Paper No. 2
Presentation Time: 1:25 PM


LASCU, Ioan1, FEINBERG, Joshua2, DORALE, Jeffrey A.3, EDWARDS, R. Lawrence4 and CHENG, Hai4, (1)Department of Earth Sciences, University of Cambridge, Downing Street, Cambridge, CB2 3EQ, United Kingdom, (2)Institute for Rock Magnetism, University of Minnesota, Department of Earth Sciences, 310 Pillsbury Drive SE, Minneapolis, MN 55455, (3)Dept. of Earth and Environmental Sciences, University of Iowa, 121 Trowbridge Hall, Iowa City, IA 52242-1379, (4)Department of Earth Sciences, University of Minnesota, 310 Pillsbury Dr. SE, Minneapolis, MN 55455,

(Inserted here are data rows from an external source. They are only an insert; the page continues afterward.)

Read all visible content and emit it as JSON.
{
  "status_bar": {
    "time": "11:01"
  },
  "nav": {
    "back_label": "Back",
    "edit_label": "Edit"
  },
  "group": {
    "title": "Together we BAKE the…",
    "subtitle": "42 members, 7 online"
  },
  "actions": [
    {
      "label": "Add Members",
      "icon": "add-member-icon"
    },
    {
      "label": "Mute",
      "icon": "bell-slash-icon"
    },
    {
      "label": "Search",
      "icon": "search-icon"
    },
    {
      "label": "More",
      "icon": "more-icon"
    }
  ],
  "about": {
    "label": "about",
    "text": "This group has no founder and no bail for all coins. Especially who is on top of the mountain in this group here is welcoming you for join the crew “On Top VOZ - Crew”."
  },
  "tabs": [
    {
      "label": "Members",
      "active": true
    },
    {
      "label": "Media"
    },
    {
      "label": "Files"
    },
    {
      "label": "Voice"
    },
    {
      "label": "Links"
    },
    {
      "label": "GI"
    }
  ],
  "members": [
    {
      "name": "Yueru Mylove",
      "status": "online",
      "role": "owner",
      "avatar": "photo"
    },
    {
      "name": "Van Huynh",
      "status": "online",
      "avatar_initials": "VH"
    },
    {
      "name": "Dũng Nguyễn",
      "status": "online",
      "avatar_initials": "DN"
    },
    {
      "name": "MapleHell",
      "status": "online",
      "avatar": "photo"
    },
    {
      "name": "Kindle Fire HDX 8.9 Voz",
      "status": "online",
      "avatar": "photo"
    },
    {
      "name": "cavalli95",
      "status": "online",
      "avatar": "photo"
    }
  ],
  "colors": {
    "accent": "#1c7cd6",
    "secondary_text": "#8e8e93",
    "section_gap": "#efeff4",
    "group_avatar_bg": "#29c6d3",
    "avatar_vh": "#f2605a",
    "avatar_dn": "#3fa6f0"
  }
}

Speleothems have immense potential for archiving high quality, high resolution geomagnetic records, and can be dated with extreme precision using radiometric techniques. One of the frontiers of paleomagnetic research focuses on the understanding of the Earth’s magnetic field behavior during centennial to millennial events known as geomagnetic excursions. Here, we investigate a record of the Laschamp geomagnetic excursion preserved in a stalagmite from Crevice Cave, Missouri. The Laschamp excursion was the first geomagnetic excursion described in the paleomagnetic record, and remains the most studied geomagnetic event of its kind. However, the exact age and duration of the event are still a matter of debate. The most accurate assessment of the timing of the occurrence of the Laschamp excursion remains the analysis of Singer et al. (2009), who determined a mean age of 40.7 ± 1.0 ka for the event using a combination of radiometric dating techniques on volcanic rocks. Our speleothem sample from Crevice Cave formed during the Last Glacial (MIS 3 and 4), with growth rates of 5-20 mm/ka. The sample has been previously dated using the 230Th method, with age errors of 100-150 years at the time of the Laschamp (Dorale et al., 1998), an order of magnitude smaller than the errors of the Laschamp age determined by Singer et al. (2009). We have cut a 19-cm stalagmite slab into discrete samples using a wire saw at 5 mm intervals, with resulting volumes of ~0.5 cm3. These volumes have signal:noise ratios of at least 10 on a cryogenic rock magnetometer with a nominal sensitivity of 10-12 Am2, which allowed us to measure the natural remanent magnetization (NRM), and to determine its stability during progressive demagnetization. The NRM measurements of the discrete samples show a directional excursion expressed as an inclination departure of ~50°, and a declination departure of ~140° before returning to initial values. The excursion occurs between 2 and 4 cm from the top of the stalagmite, at ~40 ka BP (Dorale et al., 1998). Based on annual band counting from confocal micrographs, we estimate a maximum duration of 3500 years for the Laschamp excursion.